--- Given information ---
------------------------

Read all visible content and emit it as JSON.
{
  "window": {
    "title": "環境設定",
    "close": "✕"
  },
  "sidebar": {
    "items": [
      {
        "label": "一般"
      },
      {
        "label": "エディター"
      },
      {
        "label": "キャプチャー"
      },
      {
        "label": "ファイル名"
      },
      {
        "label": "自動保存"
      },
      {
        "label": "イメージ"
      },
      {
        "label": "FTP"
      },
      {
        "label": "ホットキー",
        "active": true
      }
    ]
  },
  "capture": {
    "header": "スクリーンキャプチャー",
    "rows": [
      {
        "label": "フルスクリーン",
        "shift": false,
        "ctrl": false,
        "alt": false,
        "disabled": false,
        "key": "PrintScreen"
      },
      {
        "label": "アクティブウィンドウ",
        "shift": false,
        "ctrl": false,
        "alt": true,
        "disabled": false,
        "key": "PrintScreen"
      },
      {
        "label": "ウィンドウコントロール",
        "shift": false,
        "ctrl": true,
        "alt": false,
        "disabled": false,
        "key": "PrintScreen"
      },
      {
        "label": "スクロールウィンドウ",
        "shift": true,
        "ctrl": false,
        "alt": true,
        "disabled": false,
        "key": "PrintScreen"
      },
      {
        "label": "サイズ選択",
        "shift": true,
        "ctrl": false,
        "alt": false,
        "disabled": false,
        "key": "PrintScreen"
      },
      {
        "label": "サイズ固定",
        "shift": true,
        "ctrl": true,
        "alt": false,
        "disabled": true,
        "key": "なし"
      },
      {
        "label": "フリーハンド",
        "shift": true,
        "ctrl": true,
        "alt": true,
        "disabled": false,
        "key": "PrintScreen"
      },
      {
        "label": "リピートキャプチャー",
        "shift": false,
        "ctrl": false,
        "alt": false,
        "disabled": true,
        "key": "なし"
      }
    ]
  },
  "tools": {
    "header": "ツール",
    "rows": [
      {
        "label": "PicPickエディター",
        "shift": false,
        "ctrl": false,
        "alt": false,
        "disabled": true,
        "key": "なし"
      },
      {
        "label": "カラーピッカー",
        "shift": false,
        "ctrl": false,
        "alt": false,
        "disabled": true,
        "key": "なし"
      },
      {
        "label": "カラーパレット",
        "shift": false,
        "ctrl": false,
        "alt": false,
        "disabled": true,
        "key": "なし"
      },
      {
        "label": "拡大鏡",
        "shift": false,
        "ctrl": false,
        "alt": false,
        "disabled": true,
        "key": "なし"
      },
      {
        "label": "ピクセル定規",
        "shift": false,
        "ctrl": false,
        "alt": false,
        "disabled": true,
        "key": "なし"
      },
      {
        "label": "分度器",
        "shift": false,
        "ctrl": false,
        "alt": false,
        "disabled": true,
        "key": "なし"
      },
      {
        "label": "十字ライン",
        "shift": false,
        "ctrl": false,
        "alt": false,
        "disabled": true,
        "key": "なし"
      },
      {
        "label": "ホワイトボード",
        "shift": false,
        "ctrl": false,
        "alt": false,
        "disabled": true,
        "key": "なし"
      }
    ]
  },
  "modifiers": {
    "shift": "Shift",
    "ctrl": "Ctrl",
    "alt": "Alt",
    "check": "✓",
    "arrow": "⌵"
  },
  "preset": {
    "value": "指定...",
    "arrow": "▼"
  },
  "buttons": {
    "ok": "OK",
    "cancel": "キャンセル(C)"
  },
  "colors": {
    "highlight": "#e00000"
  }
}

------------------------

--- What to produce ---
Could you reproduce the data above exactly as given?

--- Written reply ---
Read all visible content and emit it as JSON.
{
  "window": {
    "title": "環境設定",
    "close": "✕"
  },
  "sidebar": {
    "items": [
      {
        "label": "一般"
      },
      {
        "label": "エディター"
      },
      {
        "label": "キャプチャー"
      },
      {
        "label": "ファイル名"
      },
      {
        "label": "自動保存"
      },
      {
        "label": "イメージ"
      },
      {
        "label": "FTP"
      },
      {
        "label": "ホットキー",
        "active": true
      }
    ]
  },
  "capture": {
    "header": "スクリーンキャプチャー",
    "rows": [
      {
        "label": "フルスクリーン",
        "shift": false,
        "ctrl": false,
        "alt": false,
        "disabled": false,
        "key": "PrintScreen"
      },
      {
        "label": "アクティブウィンドウ",
        "shift": false,
        "ctrl": false,
        "alt": true,
        "disabled": false,
        "key": "PrintScreen"
      },
      {
        "label": "ウィンドウコントロール",
        "shift": false,
        "ctrl": true,
        "alt": false,
        "disabled": false,
        "key": "PrintScreen"
      },
      {
        "label": "スクロールウィンドウ",
        "shift": true,
        "ctrl": false,
        "alt": true,
        "disabled": false,
        "key": "PrintScreen"
      },
      {
        "label": "サイズ選択",
        "shift": true,
        "ctrl": false,
        "alt": false,
        "disabled": false,
        "key": "PrintScreen"
      },
      {
        "label": "サイズ固定",
        "shift": true,
        "ctrl": true,
        "alt": false,
        "disabled": true,
        "key": "なし"
      },
      {
        "label": "フリーハンド",
        "shift": true,
        "ctrl": true,
        "alt": true,
        "disabled": false,
        "key": "PrintScreen"
      },
      {
        "label": "リピートキャプチャー",
        "shift": false,
        "ctrl": false,
        "alt": false,
        "disabled": true,
        "key": "なし"
      }
    ]
  },
  "tools": {
    "header": "ツール",
    "rows": [
      {
        "label": "PicPickエディター",
        "shift": false,
        "ctrl": false,
        "alt": false,
        "disabled": true,
        "key": "なし"
      },
      {
        "label": "カラーピッカー",
        "shift": false,
        "ctrl": false,
        "alt": false,
        "disabled": true,
        "key": "なし"
      },
      {
        "label": "カラーパレット",
        "shift": false,
        "ctrl": false,
        "alt": false,
        "disabled": true,
        "key": "なし"
      },
      {
        "label": "拡大鏡",
        "shift": false,
        "ctrl": false,
        "alt": false,
        "disabled": true,
        "key": "なし"
      },
      {
        "label": "ピクセル定規",
        "shift": false,
        "ctrl": false,
        "alt": false,
        "disabled": true,
        "key": "なし"
      },
      {
        "label": "分度器",
        "shift": false,
        "ctrl": false,
        "alt": false,
        "disabled": true,
        "key": "なし"
      },
      {
        "label": "十字ライン",
        "shift": false,
        "ctrl": false,
        "alt": false,
        "disabled": true,
        "key": "なし"
      },
      {
        "label": "ホワイトボード",
        "shift": false,
        "ctrl": false,
        "alt": false,
        "disabled": true,
        "key": "なし"
      }
    ]
  },
  "modifiers": {
    "shift": "Shift",
    "ctrl": "Ctrl",
    "alt": "Alt",
    "check": "✓",
    "arrow": "⌵"
  },
  "preset": {
    "value": "指定...",
    "arrow": "▼"
  },
  "buttons": {
    "ok": "OK",
    "cancel": "キャンセル(C)"
  },
  "colors": {
    "highlight": "#e00000"
  }
}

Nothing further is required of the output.